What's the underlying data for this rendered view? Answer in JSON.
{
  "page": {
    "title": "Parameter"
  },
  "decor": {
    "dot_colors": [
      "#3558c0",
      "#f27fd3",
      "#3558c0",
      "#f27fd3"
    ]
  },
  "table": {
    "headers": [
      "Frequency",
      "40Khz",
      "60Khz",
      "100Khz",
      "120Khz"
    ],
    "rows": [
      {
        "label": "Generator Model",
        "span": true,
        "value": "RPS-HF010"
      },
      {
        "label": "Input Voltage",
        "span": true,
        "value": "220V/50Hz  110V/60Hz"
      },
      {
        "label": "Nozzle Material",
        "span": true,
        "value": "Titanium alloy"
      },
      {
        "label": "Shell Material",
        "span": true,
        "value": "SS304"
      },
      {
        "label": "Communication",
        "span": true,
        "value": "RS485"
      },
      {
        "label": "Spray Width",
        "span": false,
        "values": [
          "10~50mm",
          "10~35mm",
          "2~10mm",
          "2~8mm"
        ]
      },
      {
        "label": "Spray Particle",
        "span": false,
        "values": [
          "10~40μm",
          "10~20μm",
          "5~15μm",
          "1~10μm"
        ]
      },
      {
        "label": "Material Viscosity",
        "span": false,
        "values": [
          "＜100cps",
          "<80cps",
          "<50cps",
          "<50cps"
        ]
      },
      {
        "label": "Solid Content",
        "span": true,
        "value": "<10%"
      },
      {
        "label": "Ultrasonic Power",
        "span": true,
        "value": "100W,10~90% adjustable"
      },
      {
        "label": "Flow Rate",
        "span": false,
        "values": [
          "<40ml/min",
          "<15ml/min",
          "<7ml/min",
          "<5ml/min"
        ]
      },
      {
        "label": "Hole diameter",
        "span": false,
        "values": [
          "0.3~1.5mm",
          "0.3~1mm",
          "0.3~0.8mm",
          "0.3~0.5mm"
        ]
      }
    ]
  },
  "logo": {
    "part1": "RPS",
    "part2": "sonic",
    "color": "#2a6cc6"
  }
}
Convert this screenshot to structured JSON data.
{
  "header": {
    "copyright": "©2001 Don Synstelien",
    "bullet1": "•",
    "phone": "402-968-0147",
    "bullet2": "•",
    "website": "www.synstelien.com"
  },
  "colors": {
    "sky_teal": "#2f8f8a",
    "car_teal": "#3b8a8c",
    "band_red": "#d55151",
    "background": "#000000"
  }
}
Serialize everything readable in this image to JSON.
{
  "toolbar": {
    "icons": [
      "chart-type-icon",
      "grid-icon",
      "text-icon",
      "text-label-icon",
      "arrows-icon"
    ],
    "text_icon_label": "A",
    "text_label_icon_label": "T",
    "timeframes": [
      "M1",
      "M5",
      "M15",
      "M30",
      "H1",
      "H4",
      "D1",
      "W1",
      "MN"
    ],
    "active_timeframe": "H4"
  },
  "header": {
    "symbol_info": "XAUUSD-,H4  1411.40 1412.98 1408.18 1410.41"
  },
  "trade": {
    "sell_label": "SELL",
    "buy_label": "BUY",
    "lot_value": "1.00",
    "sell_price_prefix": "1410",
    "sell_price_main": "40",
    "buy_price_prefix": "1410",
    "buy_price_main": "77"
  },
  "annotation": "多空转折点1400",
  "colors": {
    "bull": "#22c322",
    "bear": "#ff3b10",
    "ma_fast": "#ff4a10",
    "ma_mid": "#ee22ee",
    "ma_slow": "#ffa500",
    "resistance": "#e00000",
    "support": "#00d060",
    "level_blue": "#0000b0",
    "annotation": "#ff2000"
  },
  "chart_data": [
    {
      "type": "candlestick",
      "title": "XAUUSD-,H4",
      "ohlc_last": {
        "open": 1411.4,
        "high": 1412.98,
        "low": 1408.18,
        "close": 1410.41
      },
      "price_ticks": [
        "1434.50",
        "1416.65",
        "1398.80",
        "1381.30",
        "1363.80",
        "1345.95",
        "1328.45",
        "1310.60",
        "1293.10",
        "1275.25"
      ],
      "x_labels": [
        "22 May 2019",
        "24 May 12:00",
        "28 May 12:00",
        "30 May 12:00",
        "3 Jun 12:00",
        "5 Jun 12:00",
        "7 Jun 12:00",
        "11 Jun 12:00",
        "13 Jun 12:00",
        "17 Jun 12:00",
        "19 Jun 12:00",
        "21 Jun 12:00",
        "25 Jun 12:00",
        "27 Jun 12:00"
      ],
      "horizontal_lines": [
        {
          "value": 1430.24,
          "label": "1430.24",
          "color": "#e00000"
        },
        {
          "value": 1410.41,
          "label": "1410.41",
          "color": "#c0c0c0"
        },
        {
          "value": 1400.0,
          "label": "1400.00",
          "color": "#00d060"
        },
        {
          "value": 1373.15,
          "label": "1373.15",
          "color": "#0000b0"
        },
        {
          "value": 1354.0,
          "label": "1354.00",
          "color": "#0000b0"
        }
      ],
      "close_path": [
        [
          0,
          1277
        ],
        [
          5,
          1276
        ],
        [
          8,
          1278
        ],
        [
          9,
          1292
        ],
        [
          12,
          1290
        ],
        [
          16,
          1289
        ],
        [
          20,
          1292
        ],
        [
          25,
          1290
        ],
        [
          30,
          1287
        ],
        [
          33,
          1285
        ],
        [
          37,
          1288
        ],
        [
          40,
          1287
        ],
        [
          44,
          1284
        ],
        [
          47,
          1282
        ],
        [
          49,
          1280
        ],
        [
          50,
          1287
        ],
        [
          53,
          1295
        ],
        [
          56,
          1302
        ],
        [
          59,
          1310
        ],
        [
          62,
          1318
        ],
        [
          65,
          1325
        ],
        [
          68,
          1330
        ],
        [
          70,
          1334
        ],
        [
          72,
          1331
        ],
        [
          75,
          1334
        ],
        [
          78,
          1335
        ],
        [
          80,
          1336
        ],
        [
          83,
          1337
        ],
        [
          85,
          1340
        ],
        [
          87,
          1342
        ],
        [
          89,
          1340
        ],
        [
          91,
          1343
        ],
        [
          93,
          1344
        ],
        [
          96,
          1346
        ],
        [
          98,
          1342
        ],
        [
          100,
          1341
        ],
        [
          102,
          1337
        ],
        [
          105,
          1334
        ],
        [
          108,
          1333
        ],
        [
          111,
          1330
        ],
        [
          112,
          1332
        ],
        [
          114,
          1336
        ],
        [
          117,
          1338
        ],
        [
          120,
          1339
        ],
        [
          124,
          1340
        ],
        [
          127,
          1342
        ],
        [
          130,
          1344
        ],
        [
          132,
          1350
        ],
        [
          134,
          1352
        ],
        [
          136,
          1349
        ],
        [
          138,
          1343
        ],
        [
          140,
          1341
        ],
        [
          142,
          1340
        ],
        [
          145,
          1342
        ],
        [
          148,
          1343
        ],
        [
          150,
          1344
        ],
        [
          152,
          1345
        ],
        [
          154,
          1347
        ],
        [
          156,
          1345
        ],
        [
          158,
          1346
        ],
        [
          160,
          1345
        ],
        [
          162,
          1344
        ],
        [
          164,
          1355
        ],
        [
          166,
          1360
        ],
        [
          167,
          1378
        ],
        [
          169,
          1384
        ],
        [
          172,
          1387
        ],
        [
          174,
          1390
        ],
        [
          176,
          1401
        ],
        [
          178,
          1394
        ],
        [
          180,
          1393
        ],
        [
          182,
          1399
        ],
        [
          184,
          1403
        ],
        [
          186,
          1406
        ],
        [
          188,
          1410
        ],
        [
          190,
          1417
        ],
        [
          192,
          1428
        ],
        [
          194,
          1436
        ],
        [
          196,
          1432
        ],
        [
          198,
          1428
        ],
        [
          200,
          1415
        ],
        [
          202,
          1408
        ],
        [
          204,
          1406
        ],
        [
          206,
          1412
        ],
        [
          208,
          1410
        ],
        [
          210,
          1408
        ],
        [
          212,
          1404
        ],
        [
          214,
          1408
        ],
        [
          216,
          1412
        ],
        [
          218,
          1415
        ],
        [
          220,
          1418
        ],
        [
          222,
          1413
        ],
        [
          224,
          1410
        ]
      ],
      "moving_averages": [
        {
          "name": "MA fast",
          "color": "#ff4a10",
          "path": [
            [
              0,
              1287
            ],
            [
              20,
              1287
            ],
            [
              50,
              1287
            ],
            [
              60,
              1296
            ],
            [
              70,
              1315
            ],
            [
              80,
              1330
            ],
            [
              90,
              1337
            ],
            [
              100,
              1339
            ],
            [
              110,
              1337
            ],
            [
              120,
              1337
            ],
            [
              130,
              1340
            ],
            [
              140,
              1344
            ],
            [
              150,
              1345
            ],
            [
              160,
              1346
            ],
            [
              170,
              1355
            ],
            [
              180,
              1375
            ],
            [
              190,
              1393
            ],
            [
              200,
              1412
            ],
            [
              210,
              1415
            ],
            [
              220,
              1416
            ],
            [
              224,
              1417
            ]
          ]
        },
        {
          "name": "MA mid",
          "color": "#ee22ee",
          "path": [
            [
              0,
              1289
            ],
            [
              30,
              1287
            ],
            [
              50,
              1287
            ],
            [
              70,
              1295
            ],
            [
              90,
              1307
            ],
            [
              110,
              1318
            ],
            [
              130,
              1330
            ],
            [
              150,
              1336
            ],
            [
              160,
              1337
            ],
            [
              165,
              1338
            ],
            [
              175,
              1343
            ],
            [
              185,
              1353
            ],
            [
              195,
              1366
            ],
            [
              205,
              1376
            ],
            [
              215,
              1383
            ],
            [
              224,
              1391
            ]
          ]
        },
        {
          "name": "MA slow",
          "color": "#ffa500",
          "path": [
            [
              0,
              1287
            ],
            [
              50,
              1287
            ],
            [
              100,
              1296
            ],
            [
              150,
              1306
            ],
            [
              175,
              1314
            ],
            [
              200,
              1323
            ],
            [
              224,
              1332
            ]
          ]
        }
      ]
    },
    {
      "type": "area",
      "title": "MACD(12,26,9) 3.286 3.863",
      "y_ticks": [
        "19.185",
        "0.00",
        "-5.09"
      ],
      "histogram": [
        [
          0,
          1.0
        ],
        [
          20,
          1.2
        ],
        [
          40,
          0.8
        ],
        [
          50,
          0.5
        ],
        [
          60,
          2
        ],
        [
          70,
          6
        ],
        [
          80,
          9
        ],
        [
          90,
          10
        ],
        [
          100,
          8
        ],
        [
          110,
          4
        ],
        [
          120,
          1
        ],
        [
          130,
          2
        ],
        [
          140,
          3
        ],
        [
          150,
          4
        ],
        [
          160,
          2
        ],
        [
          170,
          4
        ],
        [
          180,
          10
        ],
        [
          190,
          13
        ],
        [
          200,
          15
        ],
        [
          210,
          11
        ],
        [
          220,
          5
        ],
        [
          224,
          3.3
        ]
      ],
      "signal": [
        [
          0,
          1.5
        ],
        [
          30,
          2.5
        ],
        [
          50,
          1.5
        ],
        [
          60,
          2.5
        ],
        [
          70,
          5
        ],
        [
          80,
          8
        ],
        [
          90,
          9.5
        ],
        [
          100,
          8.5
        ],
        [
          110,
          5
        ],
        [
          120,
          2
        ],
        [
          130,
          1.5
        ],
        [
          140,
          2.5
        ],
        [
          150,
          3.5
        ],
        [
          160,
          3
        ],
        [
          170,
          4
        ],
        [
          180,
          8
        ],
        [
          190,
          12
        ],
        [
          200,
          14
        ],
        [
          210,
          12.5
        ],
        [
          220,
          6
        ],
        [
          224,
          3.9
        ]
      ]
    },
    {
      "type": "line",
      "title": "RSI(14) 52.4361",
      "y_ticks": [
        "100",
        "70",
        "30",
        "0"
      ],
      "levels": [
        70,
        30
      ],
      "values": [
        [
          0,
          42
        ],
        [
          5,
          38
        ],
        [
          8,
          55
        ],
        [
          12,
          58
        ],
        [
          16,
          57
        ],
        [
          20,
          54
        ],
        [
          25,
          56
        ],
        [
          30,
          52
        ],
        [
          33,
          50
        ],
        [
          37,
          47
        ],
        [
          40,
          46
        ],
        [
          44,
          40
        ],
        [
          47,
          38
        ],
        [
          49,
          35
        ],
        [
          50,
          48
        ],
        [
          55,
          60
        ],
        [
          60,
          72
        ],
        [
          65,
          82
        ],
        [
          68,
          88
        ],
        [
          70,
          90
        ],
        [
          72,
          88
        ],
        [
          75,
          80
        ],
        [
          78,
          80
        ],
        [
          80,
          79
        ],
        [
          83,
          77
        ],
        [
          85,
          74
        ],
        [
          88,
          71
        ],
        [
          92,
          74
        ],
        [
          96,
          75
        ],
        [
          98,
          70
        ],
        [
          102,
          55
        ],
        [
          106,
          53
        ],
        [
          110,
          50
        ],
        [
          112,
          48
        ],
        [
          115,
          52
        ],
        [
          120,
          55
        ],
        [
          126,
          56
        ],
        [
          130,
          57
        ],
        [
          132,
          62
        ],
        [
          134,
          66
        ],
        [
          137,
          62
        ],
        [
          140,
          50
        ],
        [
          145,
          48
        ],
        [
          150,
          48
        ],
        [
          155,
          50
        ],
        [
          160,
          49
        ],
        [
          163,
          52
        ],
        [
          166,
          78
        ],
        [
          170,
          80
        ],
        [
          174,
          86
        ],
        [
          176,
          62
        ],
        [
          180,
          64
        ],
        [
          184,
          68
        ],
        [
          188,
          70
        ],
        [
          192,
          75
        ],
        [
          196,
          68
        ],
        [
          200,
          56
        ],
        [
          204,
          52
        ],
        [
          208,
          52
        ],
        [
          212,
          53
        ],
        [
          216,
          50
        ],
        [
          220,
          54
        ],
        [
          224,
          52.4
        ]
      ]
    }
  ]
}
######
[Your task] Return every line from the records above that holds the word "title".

[Finished exercise]
    "title": "Parameter"
      "title": "XAUUSD-,H4",
      "title": "MACD(12,26,9) 3.286 3.863",
      "title": "RSI(14) 52.4361",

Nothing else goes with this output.